Moving forward we are going to start looking through pending projects to make sure we get our foot in the door right away next time. The redevelopment of the pier bridge, recently declared structurally deficient, and will soon be in need of a rebuild, will likely be our next major project to get involved with.

Cyclists didn't come home with nothing gained for their efforts however. The final motion the commission made for city council consideration was that the discretionary funding already negotiated in the developer agreement go to immediate bike improvements improving connectivity to the Bergamot villiage district. Commissioner Ted Winterer also supported exploring additional fund allocation to bike connectivity and was the most adamant on the commission in calling for the Agenesy agreement to do more for cycling.

My understanding is that the $75,000 already in the agreement was originally intended for general station improvements in the imediate site of the future expo line stop at Bergamot. Commissioner Perry called that the funding should instead go to immediate bike projects in the area rather than waiting for the expo, and that pending DA agreements between now and expo can be used for station site improvements. He made passing reference to my public speech, in which I at one point referred to bike improvements in Santa Monica as moving at a snails pace.

Councilmen McKeown, who was present as liaison from the council, suggested the commission motion not be overly specific in earmarking funds, so that the council could explore flexibility in defining what bike improvements would be beneficial. So that for example, projects like Barbara's proposed short bike connection on Caltrans property could be considered. That idea, part of her vision for a complete Michigan bike route, would connect the Bergamot side of Michigan Ave and Crossroads School across to 20th st. where Michigan picks up again, without the difficult and heavy traffic Olympic detour. It's not in the immediate vicinity of Bergamot, but would significantly improve bike friendly connectivity to the area.

It was a long night with many twists and turns. There was a few revealing and especially flustered moments by Agensys representatives who clearly didn't understand the whole bike thing when pressed by the commission on questions like secure bike parking for employees. I believe the final motion also included a call for more bike parking consideration, for fully secure employee parking separate from racks near on-site cafe.

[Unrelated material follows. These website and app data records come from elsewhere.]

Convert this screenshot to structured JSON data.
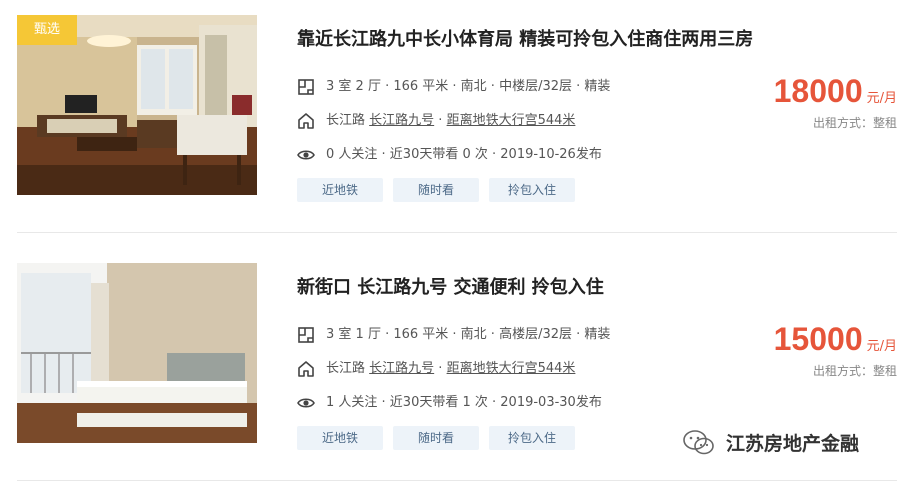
{
  "listings": [
    {
      "badge": "甄选",
      "title": "靠近长江路九中长小体育局 精装可拎包入住商住两用三房",
      "info": "3 室 2 厅 · 166 平米 · 南北 · 中楼层/32层 · 精装",
      "location": {
        "area": "长江路",
        "sep1": " ",
        "community": "长江路九号",
        "sep2": " · ",
        "metro": "距离地铁大行宫544米"
      },
      "watch": "0 人关注 · 近30天带看 0 次 · 2019-10-26发布",
      "tags": [
        "近地铁",
        "随时看",
        "拎包入住"
      ],
      "price": "18000",
      "price_unit": "元/月",
      "rent_type": "出租方式：整租"
    },
    {
      "badge": "",
      "title": "新街口 长江路九号 交通便利 拎包入住",
      "info": "3 室 1 厅 · 166 平米 · 南北 · 高楼层/32层 · 精装",
      "location": {
        "area": "长江路",
        "sep1": " ",
        "community": "长江路九号",
        "sep2": " · ",
        "metro": "距离地铁大行宫544米"
      },
      "watch": "1 人关注 · 近30天带看 1 次 · 2019-03-30发布",
      "tags": [
        "近地铁",
        "随时看",
        "拎包入住"
      ],
      "price": "15000",
      "price_unit": "元/月",
      "rent_type": "出租方式：整租"
    }
  ],
  "icons": {
    "info": "floorplan-icon",
    "location": "home-icon",
    "watch": "eye-icon",
    "watermark": "wechat-icon"
  },
  "colors": {
    "price": "#e6553a",
    "badge": "#f5c736",
    "tag_bg": "#edf3f9",
    "tag_text": "#4d6a88"
  },
  "watermark": {
    "text": "江苏房地产金融"
  }
}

It also seems clear to me there is a disconnect between Traffic Demand Management goals set by city staff, of which there are requirements in Santa Monica developments, and the fact that bicycling can and should be a central part of reaching those goals. Safer bike connectivity being a clear way to boost ridership, and bike facilities on site should be a consideration beyond just sticking a few racks out front. Not everyone is going to take the trains and buses to work, especially if they already live in Santa Monica or immediately adjacent areas. I know at my work site, just North of this project, where we also have a parking cash-out program in effect, the majority of those cashing out are not on the bus, they are on bikes.

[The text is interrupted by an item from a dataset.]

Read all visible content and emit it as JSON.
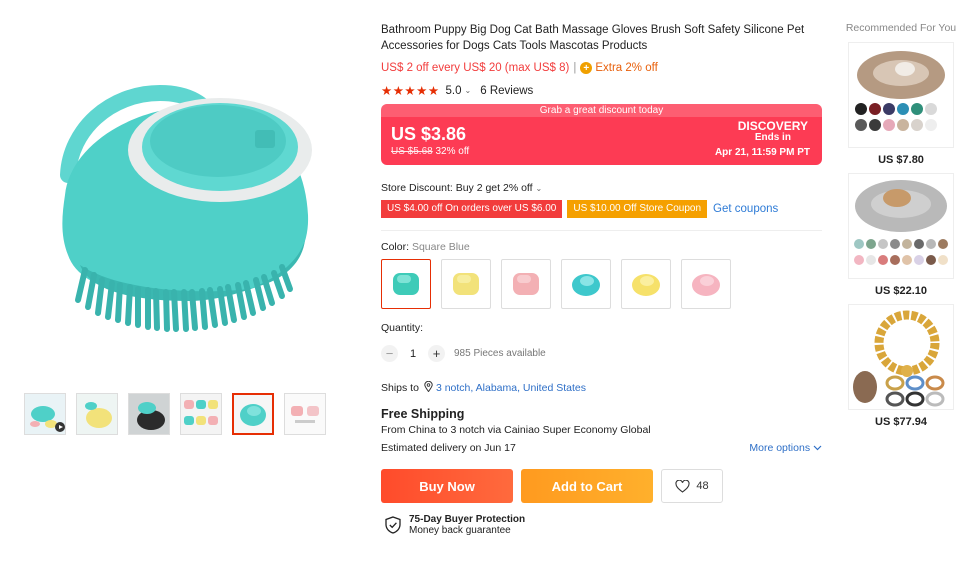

Ultimately the outcome rests with the council, which meets next on September 14th to discuss the project. The planning commission recommendations factor heavily in council deliberation however, which is why we wanted to really make our case on Wednesday.

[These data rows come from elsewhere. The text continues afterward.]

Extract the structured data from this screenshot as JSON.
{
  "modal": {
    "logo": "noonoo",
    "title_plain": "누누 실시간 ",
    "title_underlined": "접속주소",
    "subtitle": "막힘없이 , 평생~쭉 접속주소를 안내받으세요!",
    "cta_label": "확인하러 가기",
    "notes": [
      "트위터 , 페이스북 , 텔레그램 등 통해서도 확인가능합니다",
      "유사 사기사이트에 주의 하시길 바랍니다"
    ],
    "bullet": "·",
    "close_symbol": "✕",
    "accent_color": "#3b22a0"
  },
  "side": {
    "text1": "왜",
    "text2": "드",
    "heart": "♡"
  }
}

I have a lot more I want to write about the proceedings, but alas it is another well past midnight staring me in the face, and sleep is beckoning.